Word on the street is it's is full of exciting exploits w/ former boy toys @WizardOfAzaan @JonathanLittle @bjackson2718 @TuckonSports @Fattrain @TheJake427 @PLOcoin @alexpokerguy pic.twitter.com/rXbNwxEwx8
— PokerHeroes (@PokerHeroes1) August 28, 2020
Both Twitter users, who are potentially the same person (Postle?), attack the most vocal Postle accusers and relentlessly defend the accused poker cheater. For example, in the following post, you’ll notice a bold claim from “Poker Derelict”:
Is the poker community really looking for proof though?
I’ve seen more BS thrown at people in poker than any other industry with zero proof! https://t.co/F7jdDcqfVq
— Poker Derelict (@poker_thug) August 13, 2020
The poker community spent countless hours watching old Stones Live streams to find evidence, and had very little trouble. Poker pros such as Joe Ingram, who shared dozens of hours of Stones Live episodes on his YouTube channel last year, uncovered hundreds of questionable hands played by Postle.
Media outlet hard at work defending Postle
Rounder Life isn’t a major poker publication. But it does have a moderate following. The site has a section devoted to Postlegate coverage. In each of the 15 or so articles related to the alleged poker cheater, the author defends Postle.
In one headline, Rounder Life made quite the bold claim, “Statistics in Postlegate Completely Fabricated.” Another headline read, “Reporter’s Error Lead to Misreported Facts in Postlegate.”
You may have looked over those articles and assumed Postle is affiliated in some way with Rounder Life. And your assumptions would be correct. Although Rounder Life’s Twitter account claims Postle has never worked for the site, nor has he ever been paid by them, a look at a 2008 Rounder Life magazine issue suggests otherwise.

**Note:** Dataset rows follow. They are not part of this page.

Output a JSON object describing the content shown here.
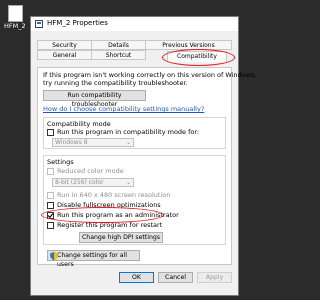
{
  "desktop": {
    "icon_label": "HFM_2"
  },
  "window": {
    "title": "HFM_2 Properties",
    "tabs_row1": [
      "Security",
      "Details",
      "Previous Versions"
    ],
    "tabs_row2": [
      "General",
      "Shortcut",
      "Compatibility"
    ],
    "active_tab": "Compatibility"
  },
  "compat": {
    "intro": "If this program isn't working correctly on this version of Windows, try running the compatibility troubleshooter.",
    "intro_line1": "If this program isn't working correctly on this version of Windows,",
    "intro_line2": "try running the compatibility troubleshooter.",
    "troubleshooter_button": "Run compatibility troubleshooter",
    "manual_link": "How do I choose compatibility settings manually?",
    "mode_group": {
      "title": "Compatibility mode",
      "checkbox_label": "Run this program in compatibility mode for:",
      "select_value": "Windows 8"
    },
    "settings_group": {
      "title": "Settings",
      "reduced_color": "Reduced color mode",
      "color_select_value": "8-bit (256) color",
      "run_640": "Run in 640 x 480 screen resolution",
      "disable_fullscreen": "Disable fullscreen optimizations",
      "run_admin": "Run this program as an administrator",
      "register_restart": "Register this program for restart",
      "dpi_button": "Change high DPI settings"
    },
    "all_users_button": "Change settings for all users"
  },
  "footer": {
    "ok": "OK",
    "cancel": "Cancel",
    "apply": "Apply"
  },
  "colors": {
    "annotation": "#e41b1b",
    "link": "#1e55c5"
  },
  "icons": [
    "document-icon",
    "shield-icon",
    "chevron-down-icon"
  ]
}
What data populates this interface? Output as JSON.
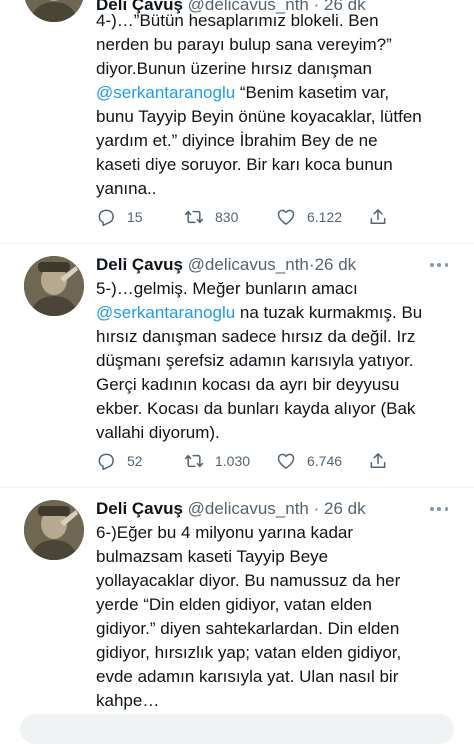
{
  "tweets": [
    {
      "author_name": "Deli Çavuş",
      "author_handle": "@delicavus_nth",
      "dot": "·",
      "time": "26 dk",
      "lines": [
        {
          "text": "4-)…”Bütün hesaplarımız blokeli. Ben"
        },
        {
          "text": "nerden bu parayı bulup sana vereyim?”"
        },
        {
          "text": "diyor.Bunun üzerine hırsız danışman"
        },
        {
          "mention": "@serkantaranoglu",
          "text": " “Benim kasetim var,"
        },
        {
          "text": "bunu Tayyip Beyin önüne koyacaklar, lütfen"
        },
        {
          "text": "yardım et.”  diyince İbrahim Bey de ne"
        },
        {
          "text": "kaseti diye soruyor. Bir karı koca bunun"
        },
        {
          "text": "yanına.."
        }
      ],
      "replies": "15",
      "retweets": "830",
      "likes": "6.122"
    },
    {
      "author_name": "Deli Çavuş",
      "author_handle": "@delicavus_nth",
      "dot": "·",
      "time": "26 dk",
      "lines": [
        {
          "text": "5-)…gelmiş. Meğer bunların amacı"
        },
        {
          "mention": "@serkantaranoglu",
          "text": " na tuzak kurmakmış. Bu"
        },
        {
          "text": "hırsız danışman sadece hırsız da değil. Irz"
        },
        {
          "text": "düşmanı şerefsiz adamın karısıyla yatıyor."
        },
        {
          "text": "Gerçi kadının kocası da ayrı bir deyyusu"
        },
        {
          "text": "ekber. Kocası da bunları kayda alıyor (Bak"
        },
        {
          "text": "vallahi diyorum)."
        }
      ],
      "replies": "52",
      "retweets": "1.030",
      "likes": "6.746"
    },
    {
      "author_name": "Deli Çavuş",
      "author_handle": "@delicavus_nth",
      "dot": "·",
      "time": "26 dk",
      "lines": [
        {
          "text": "6-)Eğer bu 4 milyonu yarına kadar"
        },
        {
          "text": "bulmazsam kaseti Tayyip Beye"
        },
        {
          "text": "yollayacaklar diyor. Bu namussuz da her"
        },
        {
          "text": "yerde “Din elden gidiyor, vatan elden"
        },
        {
          "text": "gidiyor.” diyen sahtekarlardan. Din elden"
        },
        {
          "text": "gidiyor, hırsızlık yap; vatan elden gidiyor,"
        },
        {
          "text": "evde adamın karısıyla yat. Ulan nasıl bir"
        },
        {
          "text": "kahpe…"
        }
      ]
    }
  ],
  "icons": {
    "reply": "reply-icon",
    "retweet": "retweet-icon",
    "like": "heart-icon",
    "share": "share-icon",
    "more": "more-icon"
  },
  "colors": {
    "mention": "#1d9bf0",
    "secondary_text": "#536471",
    "divider": "#eff3f4"
  }
}
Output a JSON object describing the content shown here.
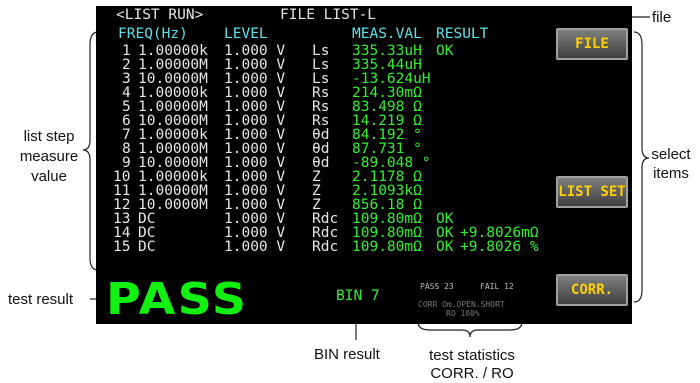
{
  "screen": {
    "header_left": "<LIST RUN>",
    "header_title": "FILE LIST-L",
    "columns": {
      "freq": "FREQ(Hz)",
      "level": "LEVEL",
      "meas": "MEAS.VAL",
      "result": "RESULT"
    },
    "rows": [
      {
        "n": "1",
        "freq": "1.00000k",
        "level": "1.000 V",
        "param": "Ls",
        "value": "335.33uH",
        "result": "OK",
        "dev": ""
      },
      {
        "n": "2",
        "freq": "1.00000M",
        "level": "1.000 V",
        "param": "Ls",
        "value": "335.44uH",
        "result": "",
        "dev": ""
      },
      {
        "n": "3",
        "freq": "10.0000M",
        "level": "1.000 V",
        "param": "Ls",
        "value": "-13.624uH",
        "result": "",
        "dev": ""
      },
      {
        "n": "4",
        "freq": "1.00000k",
        "level": "1.000 V",
        "param": "Rs",
        "value": "214.30mΩ",
        "result": "",
        "dev": ""
      },
      {
        "n": "5",
        "freq": "1.00000M",
        "level": "1.000 V",
        "param": "Rs",
        "value": "83.498 Ω",
        "result": "",
        "dev": ""
      },
      {
        "n": "6",
        "freq": "10.0000M",
        "level": "1.000 V",
        "param": "Rs",
        "value": "14.219 Ω",
        "result": "",
        "dev": ""
      },
      {
        "n": "7",
        "freq": "1.00000k",
        "level": "1.000 V",
        "param": "θd",
        "value": "84.192 °",
        "result": "",
        "dev": ""
      },
      {
        "n": "8",
        "freq": "1.00000M",
        "level": "1.000 V",
        "param": "θd",
        "value": "87.731 °",
        "result": "",
        "dev": ""
      },
      {
        "n": "9",
        "freq": "10.0000M",
        "level": "1.000 V",
        "param": "θd",
        "value": "-89.048 °",
        "result": "",
        "dev": ""
      },
      {
        "n": "10",
        "freq": "1.00000k",
        "level": "1.000 V",
        "param": "Z",
        "value": "2.1178 Ω",
        "result": "",
        "dev": ""
      },
      {
        "n": "11",
        "freq": "1.00000M",
        "level": "1.000 V",
        "param": "Z",
        "value": "2.1093kΩ",
        "result": "",
        "dev": ""
      },
      {
        "n": "12",
        "freq": "10.0000M",
        "level": "1.000 V",
        "param": "Z",
        "value": "856.18 Ω",
        "result": "",
        "dev": ""
      },
      {
        "n": "13",
        "freq": "DC",
        "level": "1.000 V",
        "param": "Rdc",
        "value": "109.80mΩ",
        "result": "OK",
        "dev": ""
      },
      {
        "n": "14",
        "freq": "DC",
        "level": "1.000 V",
        "param": "Rdc",
        "value": "109.80mΩ",
        "result": "OK",
        "dev": "+9.8026mΩ"
      },
      {
        "n": "15",
        "freq": "DC",
        "level": "1.000 V",
        "param": "Rdc",
        "value": "109.80mΩ",
        "result": "OK",
        "dev": "+9.8026 %"
      }
    ],
    "test_result": "PASS",
    "bin": "BIN 7",
    "stats": {
      "pass": "PASS 23",
      "fail": "FAIL 12",
      "corr": "CORR Om.OPEN.SHORT",
      "ro": "RO 100%"
    },
    "buttons": {
      "file": "FILE",
      "list_set": "LIST SET",
      "corr": "CORR."
    }
  },
  "annotations": {
    "file": "file",
    "list_step_line1": "list step",
    "list_step_line2": "measure",
    "list_step_line3": "value",
    "select_line1": "select",
    "select_line2": "items",
    "test_result": "test result",
    "bin_result": "BIN result",
    "stats_line1": "test statistics",
    "stats_line2": "CORR. / RO"
  },
  "colors": {
    "screen_bg": "#000000",
    "header_cyan": "#5fe0e8",
    "value_green": "#33ee33",
    "button_text": "#ffd100"
  }
}
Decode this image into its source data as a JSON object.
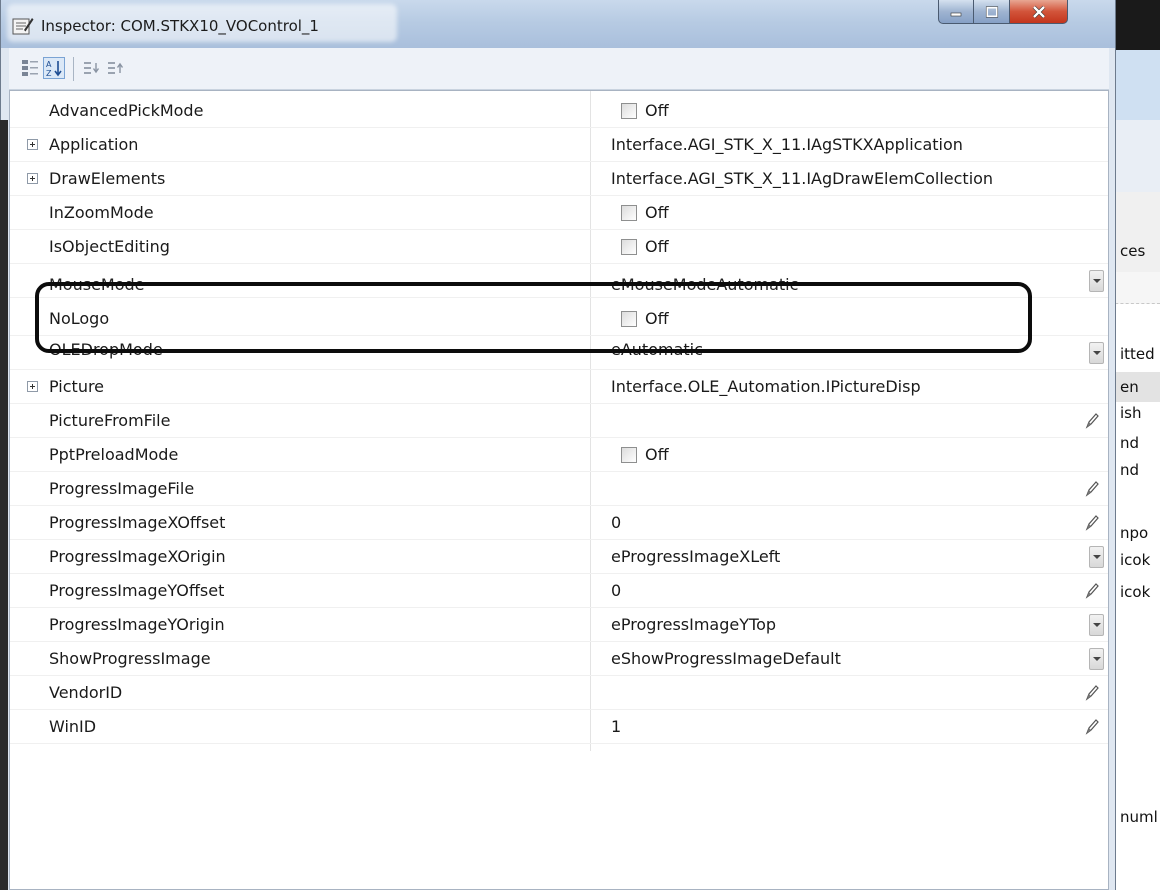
{
  "window": {
    "title": "Inspector: COM.STKX10_VOControl_1"
  },
  "toolbar": {
    "categorized_icon": "categorized-icon",
    "alphabetical_icon": "alphabetical-sort-icon",
    "expand_icon": "expand-all-icon",
    "collapse_icon": "collapse-all-icon"
  },
  "properties": [
    {
      "name": "AdvancedPickMode",
      "value": "Off"
    },
    {
      "name": "Application",
      "value": "Interface.AGI_STK_X_11.IAgSTKXApplication"
    },
    {
      "name": "DrawElements",
      "value": "Interface.AGI_STK_X_11.IAgDrawElemCollection"
    },
    {
      "name": "InZoomMode",
      "value": "Off"
    },
    {
      "name": "IsObjectEditing",
      "value": "Off"
    },
    {
      "name": "MouseMode",
      "value": "eMouseModeAutomatic"
    },
    {
      "name": "NoLogo",
      "value": "Off"
    },
    {
      "name": "OLEDropMode",
      "value": "eAutomatic"
    },
    {
      "name": "Picture",
      "value": "Interface.OLE_Automation.IPictureDisp"
    },
    {
      "name": "PictureFromFile",
      "value": ""
    },
    {
      "name": "PptPreloadMode",
      "value": "Off"
    },
    {
      "name": "ProgressImageFile",
      "value": ""
    },
    {
      "name": "ProgressImageXOffset",
      "value": "0"
    },
    {
      "name": "ProgressImageXOrigin",
      "value": "eProgressImageXLeft"
    },
    {
      "name": "ProgressImageYOffset",
      "value": "0"
    },
    {
      "name": "ProgressImageYOrigin",
      "value": "eProgressImageYTop"
    },
    {
      "name": "ShowProgressImage",
      "value": "eShowProgressImageDefault"
    },
    {
      "name": "VendorID",
      "value": ""
    },
    {
      "name": "WinID",
      "value": "1"
    }
  ],
  "background_app": {
    "texts": [
      "ces",
      "itted",
      "en",
      "ish",
      "nd",
      "nd",
      "npo",
      "icok",
      "icok",
      "numl"
    ]
  }
}
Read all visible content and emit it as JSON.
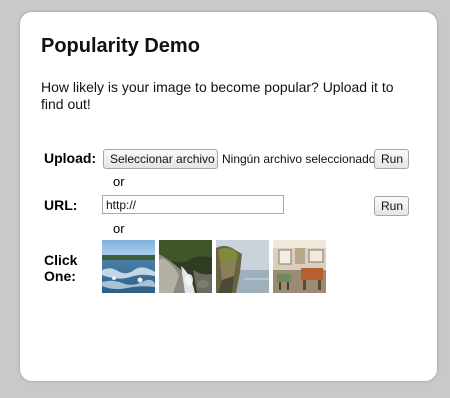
{
  "page": {
    "title": "Popularity Demo",
    "intro": "How likely is your image to become popular? Upload it to find out!"
  },
  "upload": {
    "label": "Upload:",
    "choose_button": "Seleccionar archivo",
    "file_status": "Ningún archivo seleccionado",
    "run_button": "Run"
  },
  "separator_1": "or",
  "url": {
    "label": "URL:",
    "value": "http://",
    "run_button": "Run"
  },
  "separator_2": "or",
  "click_one": {
    "label_line1": "Click",
    "label_line2": "One:"
  },
  "samples": [
    {
      "name": "river-rapids-image"
    },
    {
      "name": "stream-rocks-image"
    },
    {
      "name": "sea-cliff-image"
    },
    {
      "name": "room-interior-image"
    }
  ],
  "colors": {
    "page_background": "#c9c9c9",
    "card_background": "#ffffff",
    "text": "#111111"
  }
}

On page 4 of the magazine, you’ll notice a section listing employees who helped contribute to its creation. Under the “Marketing & Promotions” section, you’ll see a familiar name — Mike Postle.
Featured image source: CardsChat